“Representative DeLissio is very much concerned about education … and sees the vast contrast between what’s going on in Philadelphia where everything is painful right now and extremely difficult for those who are students, for those who are parents and for those who are teachers,” Zucker said as she spoke for DeLissio. “And here we are in Lower Merion where we are blessed with a phenomenal school district which we want to keep going and continue to be successful.”

State Rep. Mary Jo Daley also expressed concern over what could be done for school district’s throughout the state that are labeled as failing.

“What happens in Philadelphia affects all of us – especially those of us who live really close,” Daley said. It’s really going to be interesting to see how the school that are failing – Philadelphia and York – there’s a number of school districts across the state where kids are not getting the education that they should be getting.”

The idea for the forum was as an information exchange that could be part of a larger communications effort between state and local officials.

Zach Hoover, chief of staff for State Sen. Daylin Leach, also talked about education funding but added talk about charter schools and vouchers.

“Not everyone in Harrisburg thinks that education should be a priority,” Hoover said. “There are also a lot of people who think it should be a priority but that people should be able to make money off it. And so there has been an enormous effort to privatize public education services that exist in Pennsylvania. The biggest way that came though Harrisburg was in Senate Bill 1 a few years ago that was an enormous education voucher bill. It would have created a huge system of vouchers that would have allowed students in certain – what they called failing school districts — to go to private schools, parochial schools and also allowed for some students to attend different school districts, public school districts.
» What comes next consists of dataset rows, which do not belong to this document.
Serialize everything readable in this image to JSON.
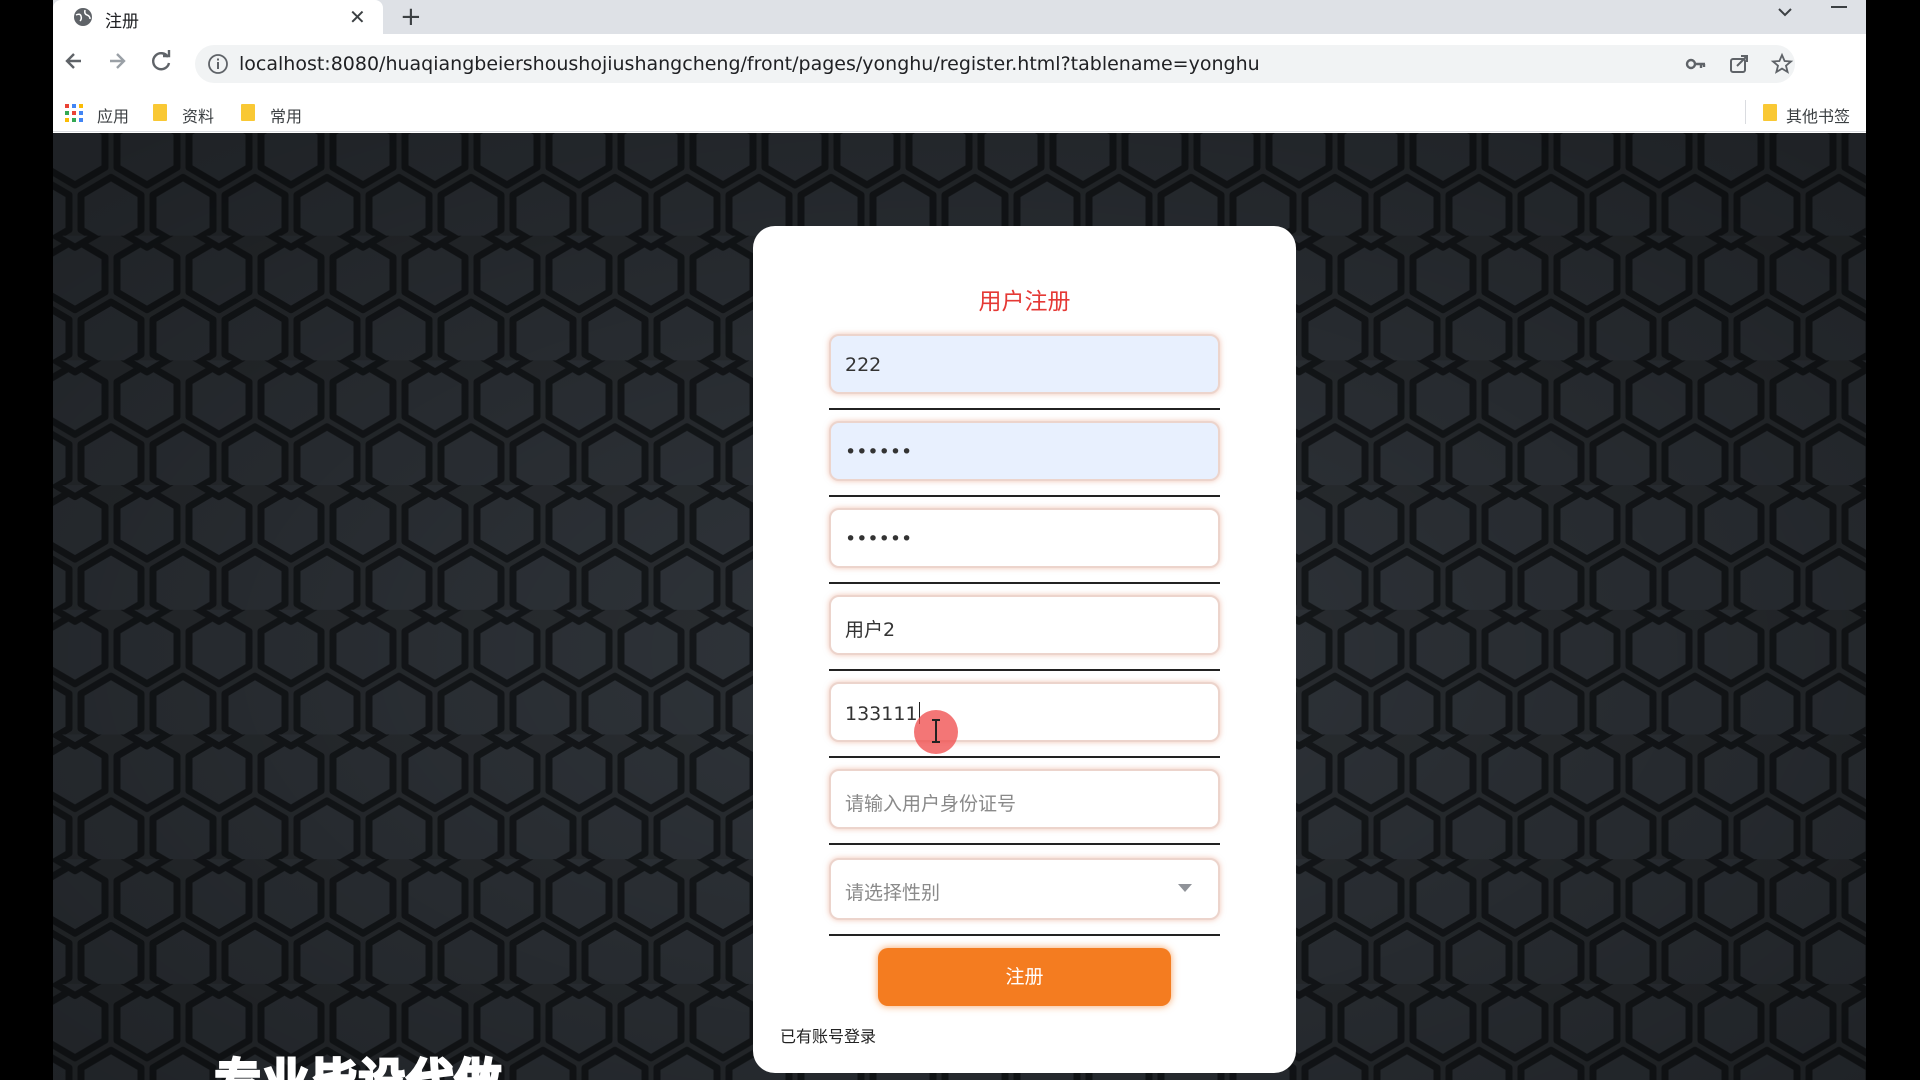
{
  "browser": {
    "tab": {
      "title": "注册",
      "close_icon": "close-icon",
      "favicon": "globe-icon"
    },
    "new_tab_label": "+",
    "url": "localhost:8080/huaqiangbeiershoushojiushangcheng/front/pages/yonghu/register.html?tablename=yonghu",
    "bookmarks": {
      "apps_label": "应用",
      "folder1_label": "资料",
      "folder2_label": "常用",
      "other_label": "其他书签"
    }
  },
  "form": {
    "title": "用户注册",
    "account": {
      "value": "222"
    },
    "password": {
      "value": "••••••"
    },
    "confirm_password": {
      "value": "••••••"
    },
    "name": {
      "value": "用户2"
    },
    "phone": {
      "value": "133111"
    },
    "id_card": {
      "placeholder": "请输入用户身份证号"
    },
    "gender": {
      "placeholder": "请选择性别"
    },
    "register_button": "注册",
    "login_link": "已有账号登录"
  },
  "colors": {
    "title_red": "#e53935",
    "button_orange": "#f47c20",
    "background": "#2b2f33"
  },
  "overlay_text": "专业毕设代做"
}
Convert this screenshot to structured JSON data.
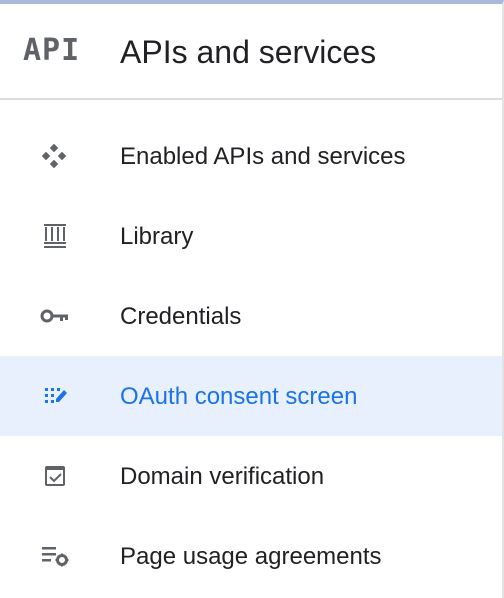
{
  "header": {
    "logo_text": "API",
    "title": "APIs and services"
  },
  "nav": {
    "items": [
      {
        "label": "Enabled APIs and services",
        "icon": "enabled-apis-icon",
        "active": false
      },
      {
        "label": "Library",
        "icon": "library-icon",
        "active": false
      },
      {
        "label": "Credentials",
        "icon": "key-icon",
        "active": false
      },
      {
        "label": "OAuth consent screen",
        "icon": "oauth-consent-icon",
        "active": true
      },
      {
        "label": "Domain verification",
        "icon": "domain-verification-icon",
        "active": false
      },
      {
        "label": "Page usage agreements",
        "icon": "page-usage-settings-icon",
        "active": false
      }
    ]
  },
  "colors": {
    "active_background": "#e8f0fe",
    "active_text": "#1a73e8",
    "icon_gray": "#5f6368",
    "text": "#202124"
  }
}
So if they were a student in another school district and they wanted to come to say Lower Merion there was a possibility for them.”

Briggs talked about the state budget and making education funding a priority.

“When you are talking about the state budget it’s about priorities,” Briggs said. “With Gov. Rendell and with the Democrats both the house and the senate … a lot of the Democrats wanted to continue to invest in education, wanted to tax Marcellus Shale, wanted to do common sense revenue – raise some revenues. A smaller number of us was even thinking of raising the personal income tax all to save funding for education and for social services. There’s a huge number of legislators that their priority is not to do that, not to put up tough votes and the consequence is you don’t have enough money for education.”

THE PUBLIC RECORD: Montco Dems Tee Off For A Hot Fall Election

While City Hall is fairly quiet, many groups and organizations are having fundraisers, picnics, and making plans for action in the fall all over Southeastern Pennsylvania. Chairman of the Montgomery Co. Democratic Party CHAIR MARCEL GROEN presided over a very successful fundraising golf tournament at Talamore Country Club.

Read more: http://www.phillyrecord.com/2014/08/city-hall-sam-montco-dems-tee-off-for-a-hot-fall-election/